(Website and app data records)

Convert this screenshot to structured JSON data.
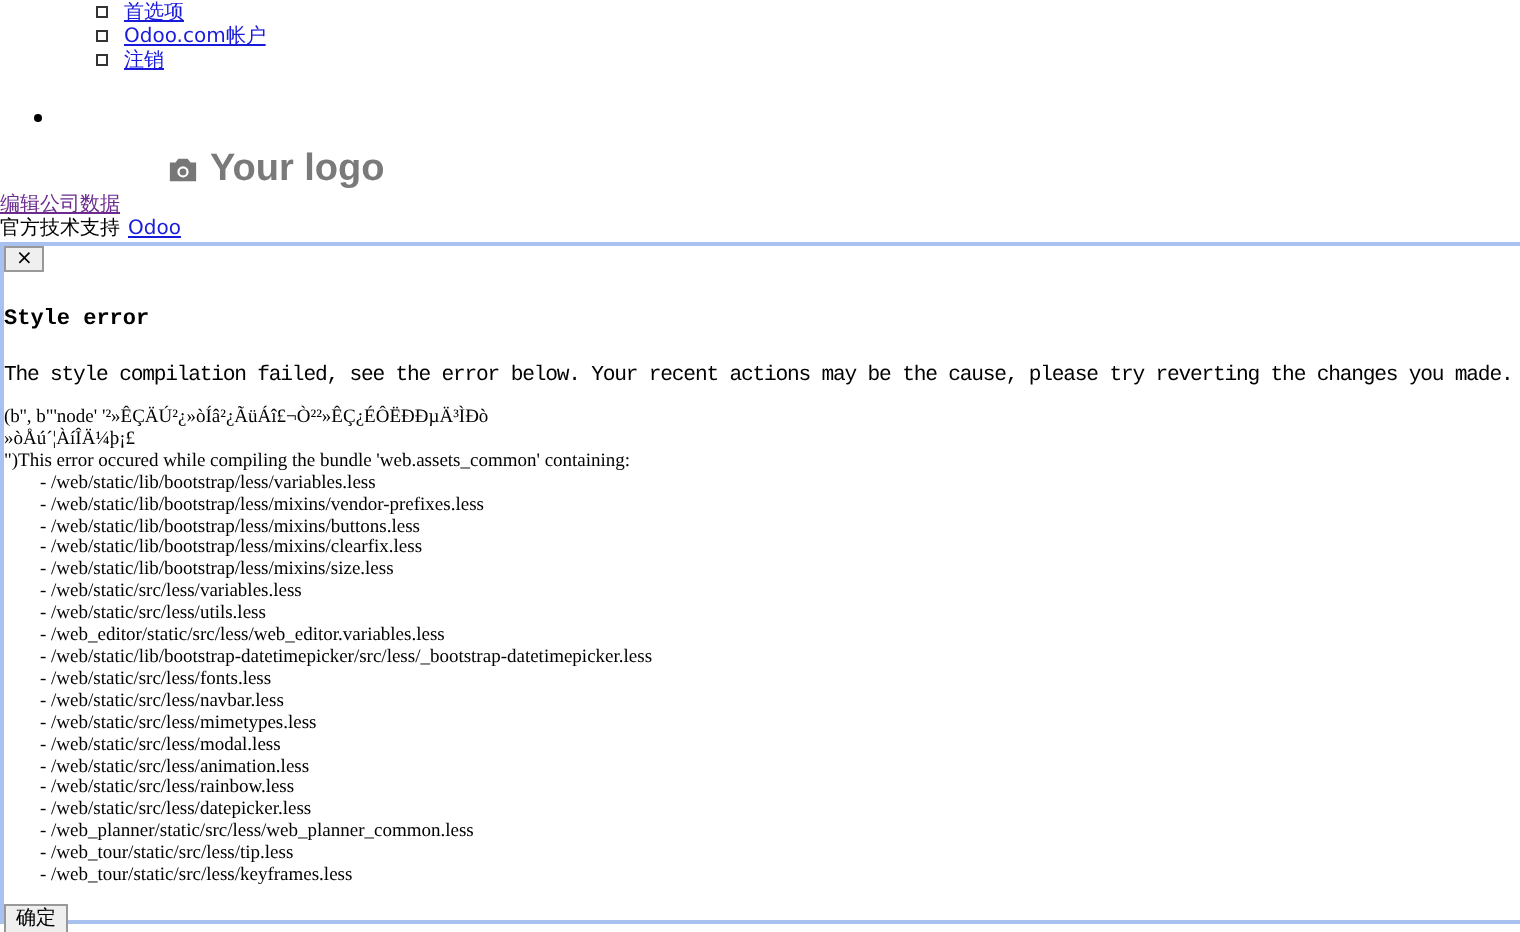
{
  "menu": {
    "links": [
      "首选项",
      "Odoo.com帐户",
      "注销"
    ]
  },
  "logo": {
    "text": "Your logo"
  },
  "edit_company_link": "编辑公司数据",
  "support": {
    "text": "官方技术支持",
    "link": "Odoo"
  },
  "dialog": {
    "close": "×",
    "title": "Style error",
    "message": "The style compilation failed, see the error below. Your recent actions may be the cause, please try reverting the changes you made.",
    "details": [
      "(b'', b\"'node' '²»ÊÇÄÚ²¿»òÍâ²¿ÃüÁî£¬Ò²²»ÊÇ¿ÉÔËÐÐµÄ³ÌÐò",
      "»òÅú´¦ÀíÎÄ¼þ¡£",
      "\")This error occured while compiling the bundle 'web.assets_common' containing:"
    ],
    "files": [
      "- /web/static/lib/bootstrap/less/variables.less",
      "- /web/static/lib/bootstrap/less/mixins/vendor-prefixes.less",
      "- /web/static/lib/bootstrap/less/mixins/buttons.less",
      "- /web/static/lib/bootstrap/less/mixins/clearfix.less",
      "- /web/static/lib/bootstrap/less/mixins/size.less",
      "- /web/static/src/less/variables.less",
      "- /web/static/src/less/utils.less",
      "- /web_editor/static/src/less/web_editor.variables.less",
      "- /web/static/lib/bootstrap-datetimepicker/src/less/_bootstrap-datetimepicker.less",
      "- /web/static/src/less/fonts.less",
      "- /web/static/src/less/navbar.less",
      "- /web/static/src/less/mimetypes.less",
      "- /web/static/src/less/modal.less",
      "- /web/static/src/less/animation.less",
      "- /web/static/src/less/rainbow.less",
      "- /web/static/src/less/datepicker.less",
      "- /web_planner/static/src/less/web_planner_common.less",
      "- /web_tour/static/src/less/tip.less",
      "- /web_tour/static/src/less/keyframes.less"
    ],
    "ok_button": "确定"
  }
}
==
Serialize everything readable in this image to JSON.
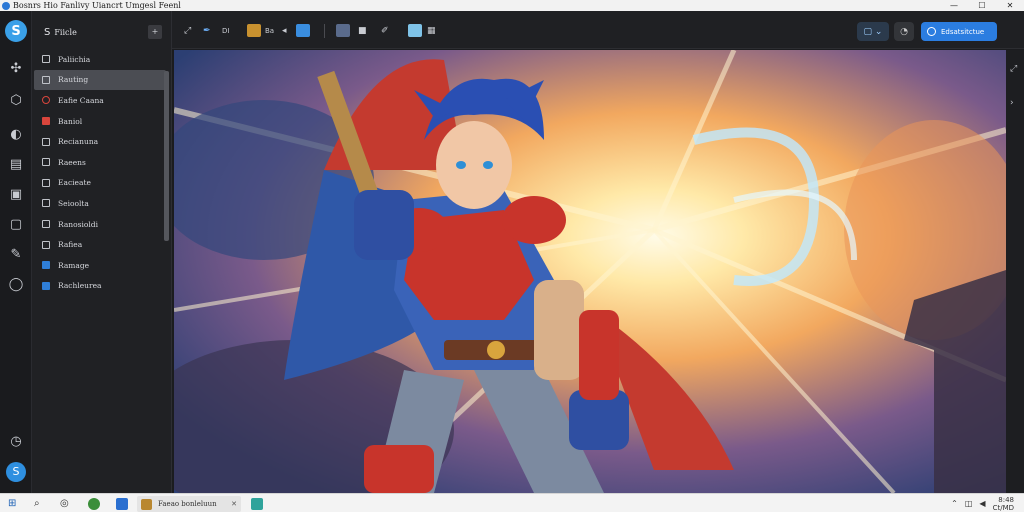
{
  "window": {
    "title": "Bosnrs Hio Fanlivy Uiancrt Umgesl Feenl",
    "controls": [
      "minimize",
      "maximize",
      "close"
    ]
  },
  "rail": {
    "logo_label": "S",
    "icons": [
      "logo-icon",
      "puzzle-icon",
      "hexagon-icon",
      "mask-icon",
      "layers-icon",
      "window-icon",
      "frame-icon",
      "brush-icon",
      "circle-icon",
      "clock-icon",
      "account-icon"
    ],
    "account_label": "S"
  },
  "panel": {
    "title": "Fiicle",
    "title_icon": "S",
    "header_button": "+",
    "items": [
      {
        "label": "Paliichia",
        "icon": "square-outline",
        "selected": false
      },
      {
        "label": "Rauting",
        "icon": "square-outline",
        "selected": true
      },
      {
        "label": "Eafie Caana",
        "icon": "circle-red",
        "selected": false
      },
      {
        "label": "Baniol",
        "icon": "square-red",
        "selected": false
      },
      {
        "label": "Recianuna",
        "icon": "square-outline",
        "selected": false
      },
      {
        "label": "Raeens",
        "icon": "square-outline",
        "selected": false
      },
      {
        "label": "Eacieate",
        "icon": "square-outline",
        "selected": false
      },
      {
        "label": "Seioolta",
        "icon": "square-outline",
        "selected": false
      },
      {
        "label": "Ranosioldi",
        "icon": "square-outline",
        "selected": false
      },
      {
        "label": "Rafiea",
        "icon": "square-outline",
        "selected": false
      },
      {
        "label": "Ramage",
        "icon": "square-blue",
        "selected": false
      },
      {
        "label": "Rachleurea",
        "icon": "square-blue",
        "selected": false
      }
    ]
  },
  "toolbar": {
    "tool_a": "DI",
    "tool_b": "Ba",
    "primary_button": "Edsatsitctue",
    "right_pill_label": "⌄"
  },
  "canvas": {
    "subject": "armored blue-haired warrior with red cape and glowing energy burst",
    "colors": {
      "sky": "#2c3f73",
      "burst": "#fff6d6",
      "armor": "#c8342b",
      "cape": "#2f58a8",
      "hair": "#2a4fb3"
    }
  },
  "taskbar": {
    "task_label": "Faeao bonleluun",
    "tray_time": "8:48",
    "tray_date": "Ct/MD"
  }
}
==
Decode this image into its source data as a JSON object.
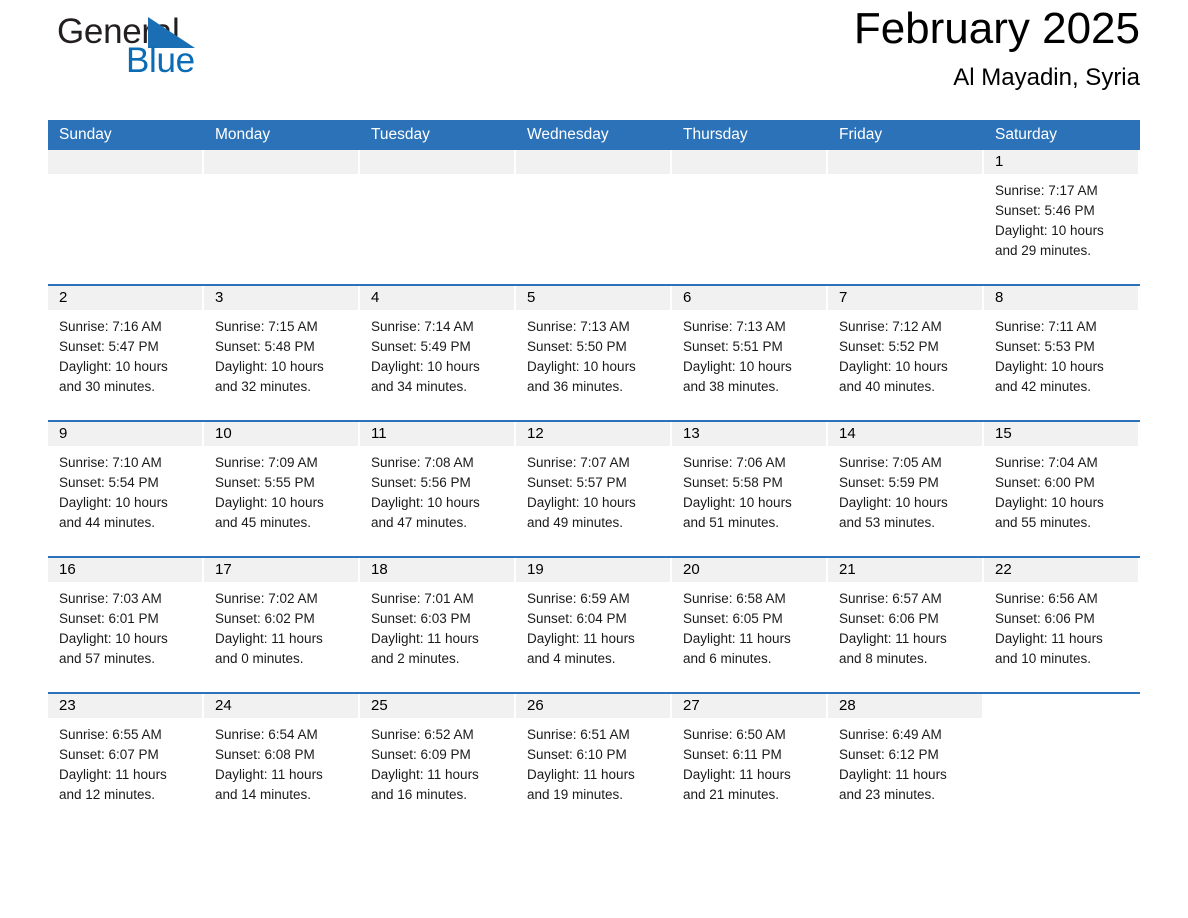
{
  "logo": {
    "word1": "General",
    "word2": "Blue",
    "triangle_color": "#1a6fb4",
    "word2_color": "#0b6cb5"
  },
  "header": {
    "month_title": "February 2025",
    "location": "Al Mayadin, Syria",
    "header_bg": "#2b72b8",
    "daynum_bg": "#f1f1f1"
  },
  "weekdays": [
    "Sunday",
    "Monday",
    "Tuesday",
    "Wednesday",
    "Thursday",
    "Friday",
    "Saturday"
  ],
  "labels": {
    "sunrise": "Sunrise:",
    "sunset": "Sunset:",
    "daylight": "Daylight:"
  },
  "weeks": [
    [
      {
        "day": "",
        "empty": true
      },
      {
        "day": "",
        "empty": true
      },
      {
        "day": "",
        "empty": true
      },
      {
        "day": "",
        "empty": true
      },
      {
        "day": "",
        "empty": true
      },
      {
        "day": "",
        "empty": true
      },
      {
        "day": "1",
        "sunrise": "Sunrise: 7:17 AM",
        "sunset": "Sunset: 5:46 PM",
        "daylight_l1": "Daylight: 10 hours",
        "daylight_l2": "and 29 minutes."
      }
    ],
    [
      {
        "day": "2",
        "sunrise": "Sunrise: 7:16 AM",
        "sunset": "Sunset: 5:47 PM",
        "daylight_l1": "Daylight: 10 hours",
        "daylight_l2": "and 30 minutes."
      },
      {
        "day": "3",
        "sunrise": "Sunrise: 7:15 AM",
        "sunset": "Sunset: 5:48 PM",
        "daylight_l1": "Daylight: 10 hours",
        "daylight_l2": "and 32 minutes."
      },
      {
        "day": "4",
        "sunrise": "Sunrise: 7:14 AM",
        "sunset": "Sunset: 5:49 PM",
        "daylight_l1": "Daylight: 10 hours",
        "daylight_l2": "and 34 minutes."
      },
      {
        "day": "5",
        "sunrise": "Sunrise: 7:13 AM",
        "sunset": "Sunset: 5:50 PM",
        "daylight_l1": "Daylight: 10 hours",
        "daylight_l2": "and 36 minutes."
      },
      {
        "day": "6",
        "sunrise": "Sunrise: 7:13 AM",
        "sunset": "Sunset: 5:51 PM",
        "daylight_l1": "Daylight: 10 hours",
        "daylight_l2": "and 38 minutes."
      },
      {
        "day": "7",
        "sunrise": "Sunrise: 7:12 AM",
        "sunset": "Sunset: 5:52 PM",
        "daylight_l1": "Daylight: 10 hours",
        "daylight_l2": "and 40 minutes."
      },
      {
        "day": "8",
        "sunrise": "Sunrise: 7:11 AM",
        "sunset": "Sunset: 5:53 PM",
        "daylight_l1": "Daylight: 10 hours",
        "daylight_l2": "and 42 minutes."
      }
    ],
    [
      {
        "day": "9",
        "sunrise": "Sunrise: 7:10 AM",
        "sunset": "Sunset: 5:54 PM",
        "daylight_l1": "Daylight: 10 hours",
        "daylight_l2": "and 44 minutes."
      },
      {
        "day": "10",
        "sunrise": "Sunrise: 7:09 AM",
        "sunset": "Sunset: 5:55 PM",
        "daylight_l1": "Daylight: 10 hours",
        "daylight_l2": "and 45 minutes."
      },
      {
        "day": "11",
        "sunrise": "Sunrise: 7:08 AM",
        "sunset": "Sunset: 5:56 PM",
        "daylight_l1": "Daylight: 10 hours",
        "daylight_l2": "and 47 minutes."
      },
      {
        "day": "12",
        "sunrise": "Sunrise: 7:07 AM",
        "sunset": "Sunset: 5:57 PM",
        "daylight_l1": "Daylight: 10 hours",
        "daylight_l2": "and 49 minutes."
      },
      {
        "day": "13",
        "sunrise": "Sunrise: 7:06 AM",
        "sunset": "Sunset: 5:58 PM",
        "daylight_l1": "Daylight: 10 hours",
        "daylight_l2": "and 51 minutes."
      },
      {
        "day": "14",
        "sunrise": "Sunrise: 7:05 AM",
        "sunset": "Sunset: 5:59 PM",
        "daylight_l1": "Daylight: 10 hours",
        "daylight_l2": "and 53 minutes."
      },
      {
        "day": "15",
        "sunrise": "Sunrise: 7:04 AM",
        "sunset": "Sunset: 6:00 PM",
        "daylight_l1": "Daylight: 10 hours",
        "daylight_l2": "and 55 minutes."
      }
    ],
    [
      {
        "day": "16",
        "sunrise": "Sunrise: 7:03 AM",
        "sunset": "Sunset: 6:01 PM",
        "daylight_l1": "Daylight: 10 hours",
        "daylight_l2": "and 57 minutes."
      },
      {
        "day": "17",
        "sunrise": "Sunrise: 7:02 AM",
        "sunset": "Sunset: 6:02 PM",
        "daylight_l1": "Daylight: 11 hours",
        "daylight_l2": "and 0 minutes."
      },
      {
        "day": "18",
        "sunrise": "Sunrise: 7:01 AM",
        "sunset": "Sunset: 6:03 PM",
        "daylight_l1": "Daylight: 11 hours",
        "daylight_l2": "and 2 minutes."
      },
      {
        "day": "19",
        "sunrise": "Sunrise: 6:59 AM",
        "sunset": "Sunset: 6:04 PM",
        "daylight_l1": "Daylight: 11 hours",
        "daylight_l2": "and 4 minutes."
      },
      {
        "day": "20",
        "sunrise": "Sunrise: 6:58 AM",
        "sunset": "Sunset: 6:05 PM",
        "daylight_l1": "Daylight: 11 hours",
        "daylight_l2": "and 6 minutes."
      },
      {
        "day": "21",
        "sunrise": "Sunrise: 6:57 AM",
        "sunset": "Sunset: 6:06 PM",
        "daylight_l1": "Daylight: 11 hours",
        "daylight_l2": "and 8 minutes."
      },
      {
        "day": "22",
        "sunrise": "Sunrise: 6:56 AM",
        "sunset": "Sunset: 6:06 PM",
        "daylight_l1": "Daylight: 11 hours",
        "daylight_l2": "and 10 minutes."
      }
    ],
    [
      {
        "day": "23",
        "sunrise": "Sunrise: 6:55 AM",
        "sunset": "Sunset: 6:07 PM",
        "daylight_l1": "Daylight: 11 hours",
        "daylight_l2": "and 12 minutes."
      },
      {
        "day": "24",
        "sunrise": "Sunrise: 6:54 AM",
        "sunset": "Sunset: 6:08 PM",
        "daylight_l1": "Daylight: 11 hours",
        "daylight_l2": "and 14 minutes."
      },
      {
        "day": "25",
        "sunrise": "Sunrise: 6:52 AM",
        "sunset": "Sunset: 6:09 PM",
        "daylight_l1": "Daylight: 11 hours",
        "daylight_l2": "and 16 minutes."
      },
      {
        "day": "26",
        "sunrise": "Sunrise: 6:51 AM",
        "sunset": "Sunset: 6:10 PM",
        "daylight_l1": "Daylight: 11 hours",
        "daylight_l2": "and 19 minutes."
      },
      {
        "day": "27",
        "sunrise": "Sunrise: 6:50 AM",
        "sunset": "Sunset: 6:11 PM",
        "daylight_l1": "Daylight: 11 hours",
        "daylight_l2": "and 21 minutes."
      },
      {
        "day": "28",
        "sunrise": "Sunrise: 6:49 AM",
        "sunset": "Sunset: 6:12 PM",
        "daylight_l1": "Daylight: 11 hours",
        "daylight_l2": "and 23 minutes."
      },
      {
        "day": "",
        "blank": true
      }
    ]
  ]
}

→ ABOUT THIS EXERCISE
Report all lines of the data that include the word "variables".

→ WRITTEN SOLUTION
      "- /web/static/lib/bootstrap/less/variables.less",
      "- /web/static/src/less/variables.less",
      "- /web_editor/static/src/less/web_editor.variables.less",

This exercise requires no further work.